What the exercise asks: I would like you to output every record below exactly, apart from the pictures.

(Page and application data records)
+++

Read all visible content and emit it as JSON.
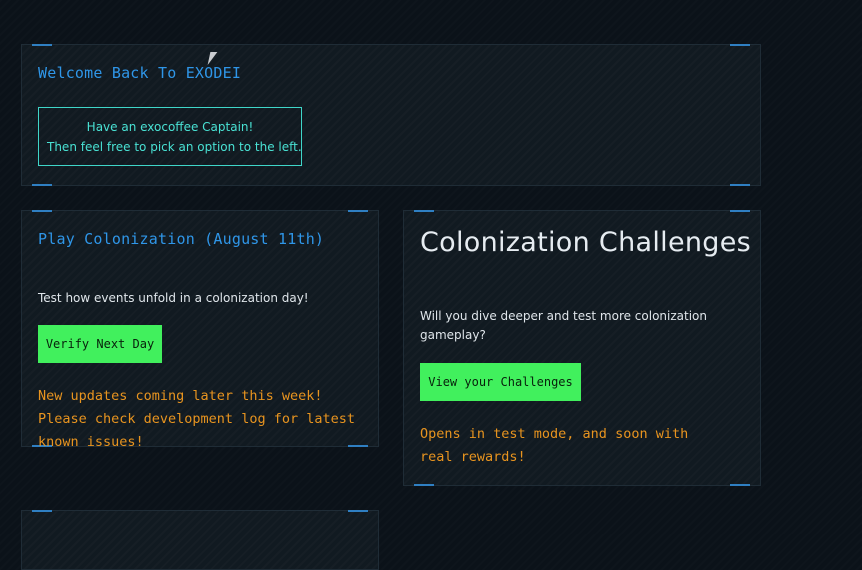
{
  "welcome": {
    "title": "Welcome Back To EXODEI",
    "message_line1": "Have an exocoffee Captain!",
    "message_line2": "Then feel free to pick an option to the left."
  },
  "play_colonization": {
    "title": "Play Colonization (August 11th)",
    "description": "Test how events unfold in a colonization day!",
    "button_label": "Verify Next Day",
    "note": "New updates coming later this week! Please check development log for latest known issues!"
  },
  "challenges": {
    "title": "Colonization Challenges",
    "description": "Will you dive deeper and test more colonization gameplay?",
    "button_label": "View your Challenges",
    "note": "Opens in test mode, and soon with real rewards!"
  },
  "colors": {
    "accent_blue": "#2f96e8",
    "cta_green": "#41f05d",
    "note_orange": "#e8941f",
    "welcome_cyan": "#49e2d4"
  }
}
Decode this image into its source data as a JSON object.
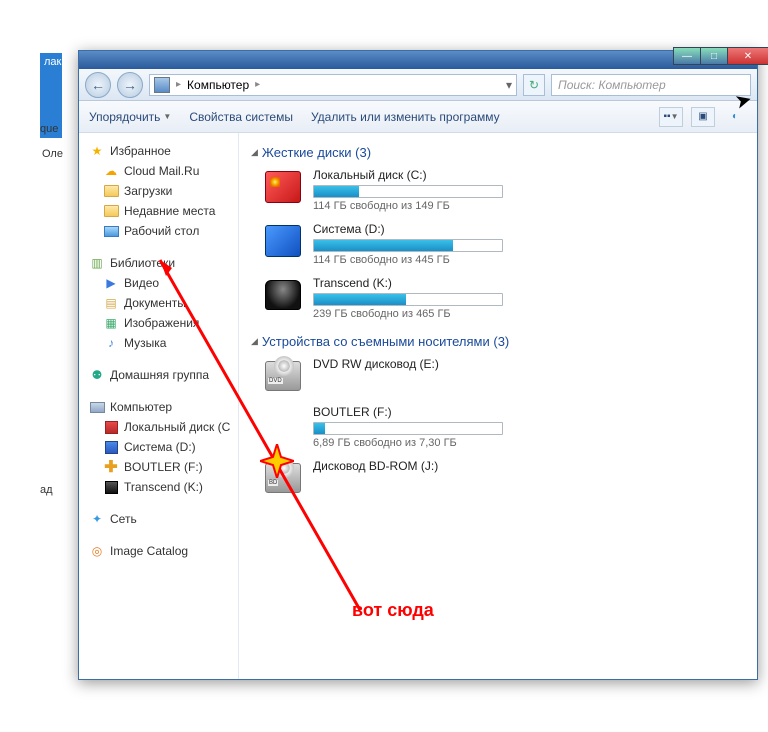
{
  "background": {
    "text1": "лако",
    "text2": "que",
    "text3": "Оле",
    "text4": "ад"
  },
  "titlebar": {
    "min": "—",
    "max": "□",
    "close": "✕"
  },
  "nav": {
    "back": "←",
    "forward": "→",
    "breadcrumb_root": "Компьютер",
    "refresh": "↻"
  },
  "search": {
    "placeholder": "Поиск: Компьютер"
  },
  "toolbar": {
    "organize": "Упорядочить",
    "properties": "Свойства системы",
    "uninstall": "Удалить или изменить программу"
  },
  "sidebar": {
    "favorites": {
      "head": "Избранное",
      "items": [
        "Cloud Mail.Ru",
        "Загрузки",
        "Недавние места",
        "Рабочий стол"
      ]
    },
    "libraries": {
      "head": "Библиотеки",
      "items": [
        "Видео",
        "Документы",
        "Изображения",
        "Музыка"
      ]
    },
    "homegroup": "Домашняя группа",
    "computer": {
      "head": "Компьютер",
      "items": [
        "Локальный диск (C",
        "Система (D:)",
        "BOUTLER (F:)",
        "Transcend (K:)"
      ]
    },
    "network": "Сеть",
    "catalog": "Image Catalog"
  },
  "main": {
    "hdd_group": "Жесткие диски (3)",
    "hdd": [
      {
        "name": "Локальный диск (C:)",
        "text": "114 ГБ свободно из 149 ГБ",
        "fill": 24
      },
      {
        "name": "Система (D:)",
        "text": "114 ГБ свободно из 445 ГБ",
        "fill": 74
      },
      {
        "name": "Transcend (K:)",
        "text": "239 ГБ свободно из 465 ГБ",
        "fill": 49
      }
    ],
    "removable_group": "Устройства со съемными носителями (3)",
    "removable": [
      {
        "name": "DVD RW дисковод (E:)",
        "label": "DVD",
        "bar": false
      },
      {
        "name": "BOUTLER (F:)",
        "text": "6,89 ГБ свободно из 7,30 ГБ",
        "fill": 6,
        "bar": true
      },
      {
        "name": "Дисковод BD-ROM (J:)",
        "label": "BD",
        "bar": false
      }
    ]
  },
  "annotation": {
    "text": "вот сюда"
  }
}
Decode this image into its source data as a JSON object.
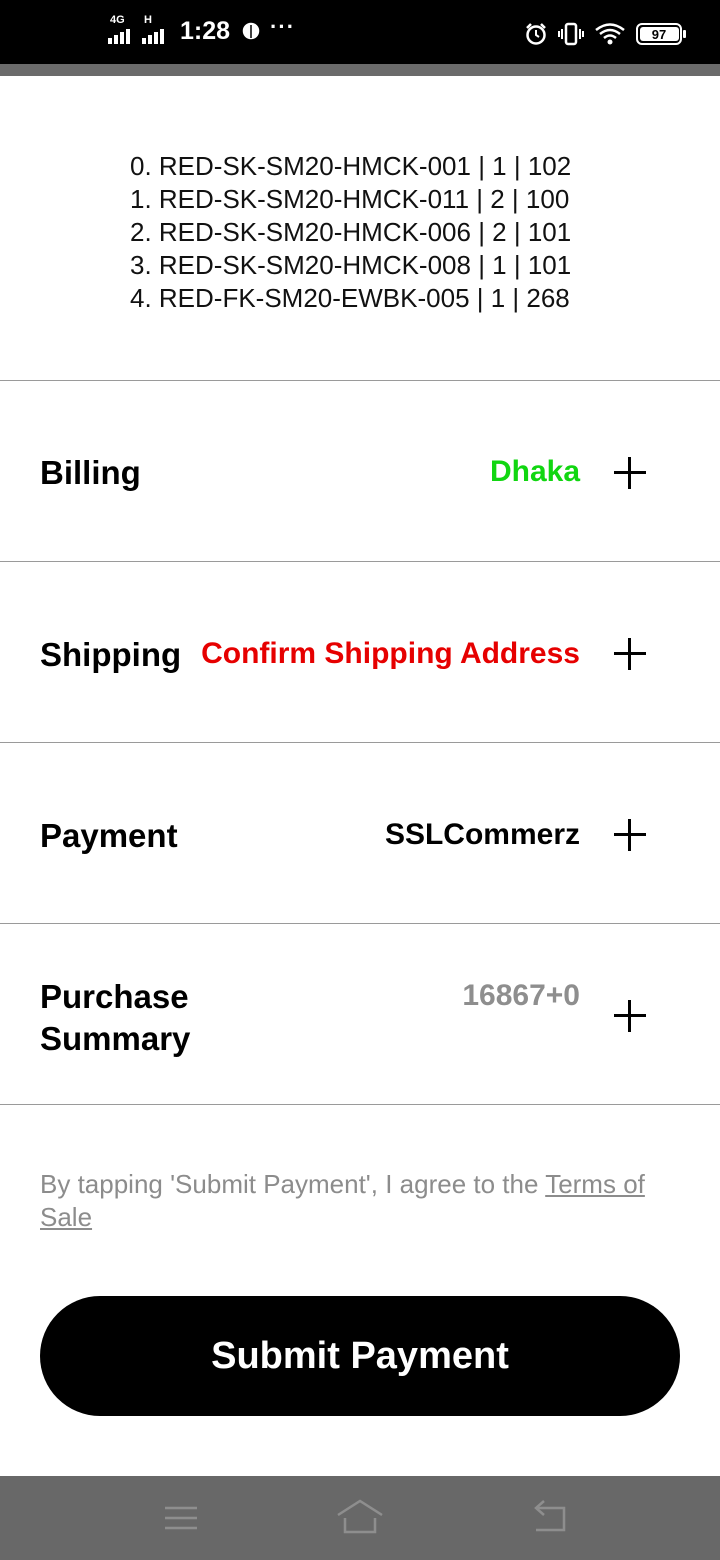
{
  "status_bar": {
    "network_1": "4G",
    "network_2": "H",
    "time": "1:28",
    "more": "···",
    "battery": "97"
  },
  "order": {
    "lines": [
      "0. RED-SK-SM20-HMCK-001 | 1 | 102",
      "1. RED-SK-SM20-HMCK-011 | 2 | 100",
      "2. RED-SK-SM20-HMCK-006 | 2 | 101",
      "3. RED-SK-SM20-HMCK-008 | 1 | 101",
      "4. RED-FK-SM20-EWBK-005 | 1 | 268"
    ]
  },
  "sections": {
    "billing": {
      "label": "Billing",
      "value": "Dhaka",
      "value_color": "#11d611"
    },
    "shipping": {
      "label": "Shipping",
      "value": "Confirm Shipping Address",
      "value_color": "#e60000"
    },
    "payment": {
      "label": "Payment",
      "value": "SSLCommerz",
      "value_color": "#000000"
    },
    "summary": {
      "label_line1": "Purchase",
      "label_line2": "Summary",
      "value": "16867+0",
      "value_color": "#8e8e8e"
    }
  },
  "terms": {
    "prefix": "By tapping 'Submit Payment', I agree to the ",
    "link": "Terms of Sale"
  },
  "submit_label": "Submit Payment",
  "nav_bar": {
    "icons": [
      "menu-icon",
      "home-icon",
      "back-icon"
    ]
  }
}
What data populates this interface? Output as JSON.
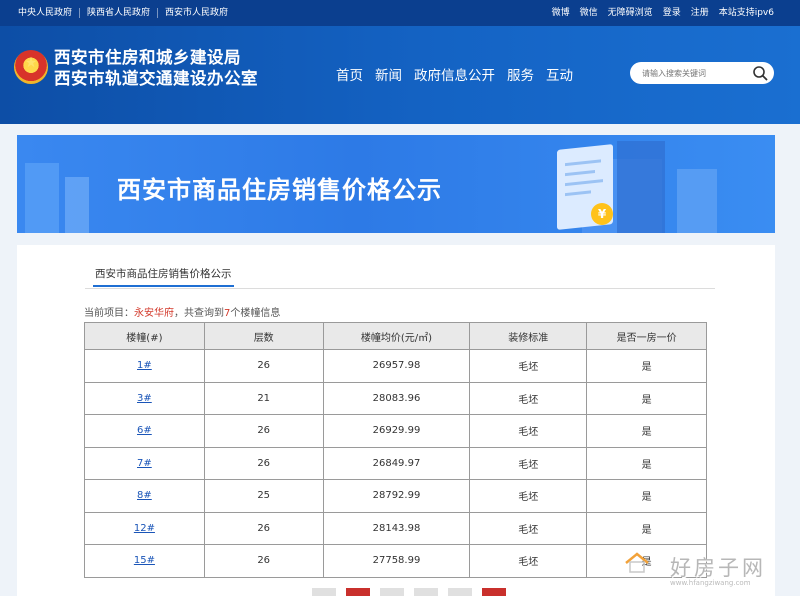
{
  "topbar": {
    "left_links": [
      "中央人民政府",
      "陕西省人民政府",
      "西安市人民政府"
    ],
    "right_links": [
      "微博",
      "微信",
      "无障碍浏览",
      "登录",
      "注册",
      "本站支持ipv6"
    ]
  },
  "header": {
    "title_line1": "西安市住房和城乡建设局",
    "title_line2": "西安市轨道交通建设办公室",
    "nav": [
      "首页",
      "新闻",
      "政府信息公开",
      "服务",
      "互动"
    ],
    "search_placeholder": "请输入搜索关键词"
  },
  "banner": {
    "headline": "西安市商品住房销售价格公示"
  },
  "panel": {
    "tab_label": "西安市商品住房销售价格公示",
    "info_prefix": "当前项目：",
    "project_name": "永安华府",
    "info_middle": "，共查询到",
    "building_count": "7",
    "info_suffix": "个楼幢信息"
  },
  "table": {
    "headers": [
      "楼幢(#)",
      "层数",
      "楼幢均价(元/㎡)",
      "装修标准",
      "是否一房一价"
    ],
    "rows": [
      [
        "1#",
        "26",
        "26957.98",
        "毛坯",
        "是"
      ],
      [
        "3#",
        "21",
        "28083.96",
        "毛坯",
        "是"
      ],
      [
        "6#",
        "26",
        "26929.99",
        "毛坯",
        "是"
      ],
      [
        "7#",
        "26",
        "26849.97",
        "毛坯",
        "是"
      ],
      [
        "8#",
        "25",
        "28792.99",
        "毛坯",
        "是"
      ],
      [
        "12#",
        "26",
        "28143.98",
        "毛坯",
        "是"
      ],
      [
        "15#",
        "26",
        "27758.99",
        "毛坯",
        "是"
      ]
    ]
  },
  "watermark": {
    "text": "好房子网",
    "url": "www.hfangziwang.com"
  },
  "colors": {
    "header_blue": "#1463c4",
    "topbar_blue": "#0b3f8f",
    "accent_red": "#d33a2c",
    "link_blue": "#1a55b8"
  }
}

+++

Written response:
Read all visible content and emit it as JSON.
{
  "welcome": {
    "title": "Welcome Back To EXODEI",
    "message_line1": "Have an exocoffee Captain!",
    "message_line2": "Then feel free to pick an option to the left."
  },
  "play_colonization": {
    "title": "Play Colonization (August 11th)",
    "description": "Test how events unfold in a colonization day!",
    "button_label": "Verify Next Day",
    "note": "New updates coming later this week! Please check development log for latest known issues!"
  },
  "challenges": {
    "title": "Colonization Challenges",
    "description": "Will you dive deeper and test more colonization gameplay?",
    "button_label": "View your Challenges",
    "note": "Opens in test mode, and soon with real rewards!"
  },
  "colors": {
    "accent_blue": "#2f96e8",
    "cta_green": "#41f05d",
    "note_orange": "#e8941f",
    "welcome_cyan": "#49e2d4"
  }
}
Decode this image into its source data as a JSON object.
{
  "background": {
    "text1": "лако",
    "text2": "que",
    "text3": "Оле",
    "text4": "ад"
  },
  "titlebar": {
    "min": "—",
    "max": "□",
    "close": "✕"
  },
  "nav": {
    "back": "←",
    "forward": "→",
    "breadcrumb_root": "Компьютер",
    "refresh": "↻"
  },
  "search": {
    "placeholder": "Поиск: Компьютер"
  },
  "toolbar": {
    "organize": "Упорядочить",
    "properties": "Свойства системы",
    "uninstall": "Удалить или изменить программу"
  },
  "sidebar": {
    "favorites": {
      "head": "Избранное",
      "items": [
        "Cloud Mail.Ru",
        "Загрузки",
        "Недавние места",
        "Рабочий стол"
      ]
    },
    "libraries": {
      "head": "Библиотеки",
      "items": [
        "Видео",
        "Документы",
        "Изображения",
        "Музыка"
      ]
    },
    "homegroup": "Домашняя группа",
    "computer": {
      "head": "Компьютер",
      "items": [
        "Локальный диск (C",
        "Система (D:)",
        "BOUTLER (F:)",
        "Transcend (K:)"
      ]
    },
    "network": "Сеть",
    "catalog": "Image Catalog"
  },
  "main": {
    "hdd_group": "Жесткие диски (3)",
    "hdd": [
      {
        "name": "Локальный диск (C:)",
        "text": "114 ГБ свободно из 149 ГБ",
        "fill": 24
      },
      {
        "name": "Система (D:)",
        "text": "114 ГБ свободно из 445 ГБ",
        "fill": 74
      },
      {
        "name": "Transcend (K:)",
        "text": "239 ГБ свободно из 465 ГБ",
        "fill": 49
      }
    ],
    "removable_group": "Устройства со съемными носителями (3)",
    "removable": [
      {
        "name": "DVD RW дисковод (E:)",
        "label": "DVD",
        "bar": false
      },
      {
        "name": "BOUTLER (F:)",
        "text": "6,89 ГБ свободно из 7,30 ГБ",
        "fill": 6,
        "bar": true
      },
      {
        "name": "Дисковод BD-ROM (J:)",
        "label": "BD",
        "bar": false
      }
    ]
  },
  "annotation": {
    "text": "вот сюда"
  }
}
Decode this image into its source data as a JSON object.
{
  "status_bar": {
    "network_1": "4G",
    "network_2": "H",
    "time": "1:28",
    "more": "···",
    "battery": "97"
  },
  "order": {
    "lines": [
      "0. RED-SK-SM20-HMCK-001 | 1 | 102",
      "1. RED-SK-SM20-HMCK-011 | 2 | 100",
      "2. RED-SK-SM20-HMCK-006 | 2 | 101",
      "3. RED-SK-SM20-HMCK-008 | 1 | 101",
      "4. RED-FK-SM20-EWBK-005 | 1 | 268"
    ]
  },
  "sections": {
    "billing": {
      "label": "Billing",
      "value": "Dhaka",
      "value_color": "#11d611"
    },
    "shipping": {
      "label": "Shipping",
      "value": "Confirm Shipping Address",
      "value_color": "#e60000"
    },
    "payment": {
      "label": "Payment",
      "value": "SSLCommerz",
      "value_color": "#000000"
    },
    "summary": {
      "label_line1": "Purchase",
      "label_line2": "Summary",
      "value": "16867+0",
      "value_color": "#8e8e8e"
    }
  },
  "terms": {
    "prefix": "By tapping 'Submit Payment', I agree to the ",
    "link": "Terms of Sale"
  },
  "submit_label": "Submit Payment",
  "nav_bar": {
    "icons": [
      "menu-icon",
      "home-icon",
      "back-icon"
    ]
  }
}
What data populates this interface? Output as JSON.
{
  "topbar": {
    "left_links": [
      "中央人民政府",
      "陕西省人民政府",
      "西安市人民政府"
    ],
    "right_links": [
      "微博",
      "微信",
      "无障碍浏览",
      "登录",
      "注册",
      "本站支持ipv6"
    ]
  },
  "header": {
    "title_line1": "西安市住房和城乡建设局",
    "title_line2": "西安市轨道交通建设办公室",
    "nav": [
      "首页",
      "新闻",
      "政府信息公开",
      "服务",
      "互动"
    ],
    "search_placeholder": "请输入搜索关键词"
  },
  "banner": {
    "headline": "西安市商品住房销售价格公示"
  },
  "panel": {
    "tab_label": "西安市商品住房销售价格公示",
    "info_prefix": "当前项目：",
    "project_name": "永安华府",
    "info_middle": "，共查询到",
    "building_count": "7",
    "info_suffix": "个楼幢信息"
  },
  "table": {
    "headers": [
      "楼幢(#)",
      "层数",
      "楼幢均价(元/㎡)",
      "装修标准",
      "是否一房一价"
    ],
    "rows": [
      [
        "1#",
        "26",
        "26957.98",
        "毛坯",
        "是"
      ],
      [
        "3#",
        "21",
        "28083.96",
        "毛坯",
        "是"
      ],
      [
        "6#",
        "26",
        "26929.99",
        "毛坯",
        "是"
      ],
      [
        "7#",
        "26",
        "26849.97",
        "毛坯",
        "是"
      ],
      [
        "8#",
        "25",
        "28792.99",
        "毛坯",
        "是"
      ],
      [
        "12#",
        "26",
        "28143.98",
        "毛坯",
        "是"
      ],
      [
        "15#",
        "26",
        "27758.99",
        "毛坯",
        "是"
      ]
    ]
  },
  "watermark": {
    "text": "好房子网",
    "url": "www.hfangziwang.com"
  },
  "colors": {
    "header_blue": "#1463c4",
    "topbar_blue": "#0b3f8f",
    "accent_red": "#d33a2c",
    "link_blue": "#1a55b8"
  }
}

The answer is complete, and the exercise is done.